Nationwide, Nevada has one of the highest HIV diagnoses with 16.6 positive diagnoses per 100,000 people. With one of the highest rates of diagnoses in the country, Nevada is becoming one of the first states allowing pharmacists to prescribe HIV prevention drugs to those patients at risk of contracting the virus.
On June 6, 2021, Governor Steve Sisolak signed a bill authorizing pharmacists to prescribe and administer HIV prevention drugs, beginning October 1, 2021, which includes post and pre-exposure prophylaxis, without a prescription. Patients will now be able to walk into a pharmacy, speak with a pharmacist about HIV and their risk, and obtain medication to reduce their risk.
When a person is infected with HIV, they have it for life. The human body is unable to fight off the virus, it can however be controlled and the progression of the disease can be slowed. Over the past 10 years, the Food and Drug Administration (FDA) has approved drug therapies for those at risk of becoming infected, including Truvada and Descovy. Truvada can reduce the risk of infection and is recommended for all adults and adolescents at risk through either sex or injection drug use. Descovy is recommended for a smaller group of people and is being evaluated for effectiveness in preventing infection through vaginal sex.
Expanding access to options for prevention, especially since there are not enough doctors available to help individuals, is important in supporting the LGBTQ+ community of Nevada and providing health care across the state.

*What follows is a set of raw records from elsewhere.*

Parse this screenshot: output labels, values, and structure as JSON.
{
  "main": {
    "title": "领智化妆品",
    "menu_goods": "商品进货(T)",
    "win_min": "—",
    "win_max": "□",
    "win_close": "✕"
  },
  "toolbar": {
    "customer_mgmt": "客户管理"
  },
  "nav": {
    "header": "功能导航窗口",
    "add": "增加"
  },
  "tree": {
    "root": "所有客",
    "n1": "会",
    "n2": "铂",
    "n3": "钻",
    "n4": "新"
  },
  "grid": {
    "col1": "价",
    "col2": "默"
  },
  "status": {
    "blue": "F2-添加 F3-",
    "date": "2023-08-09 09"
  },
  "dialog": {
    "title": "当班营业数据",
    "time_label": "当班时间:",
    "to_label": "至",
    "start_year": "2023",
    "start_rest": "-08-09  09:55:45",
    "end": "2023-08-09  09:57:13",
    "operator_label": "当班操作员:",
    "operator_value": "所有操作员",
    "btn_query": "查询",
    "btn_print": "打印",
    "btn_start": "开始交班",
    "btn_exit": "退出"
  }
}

Pharmacists can assist patients in dealing with pre-exposure to immunodeficiency and post-exposure. The hope is that this wide-reaching public health effort will help to reduce the high transmission rate in the state. The ease of access in getting the medication from a neighborhood pharmacy will eliminate not only the stigma of first going to a primary care provider but also provide the crucial 72-hour window of early treatment.
The bill requires the State Board of Pharmacy to develop protocols for pharmacists to also conduct or order laboratory tests to determine whether the medication is appropriate, ultimately leading to a quicker turnaround in treatment. It’s important that the regulations and protocols being developed as well as the insurance liability does not prevent a pharmacist from administering the medication, so the State Board will hold public hearings to gather feedback.
A concern, in reducing the cases of HIV, will be the high cost of the medication. Insurance and federal and state programs can help reduce costs but the bill, SB325, requires that public and private health care plans cover the cost of the medication, the costs of laboratory and diagnostic procedures, and reimbursing pharmacists for testing and prescribing in the same manner as primary care providers are reimbursed.
Most people are unaware of the financial options available for patients with HIV. Gilead, the pharmaceutical company that manufactures Truvada and Descovy, has a program – Advancing Access – that provides coupon cards to patients who are eligible for financial assistance for their copays. They also announced plans to donate Truvada annually to the CDC for uninsured Americans at risk for HIV through 2030. The Department of Health and Human Services has a program – Ready, Set, PrEP – for patients without prescription drug coverage to obtain PrEP at no cost. And, pharmacists may also be unaware of these options.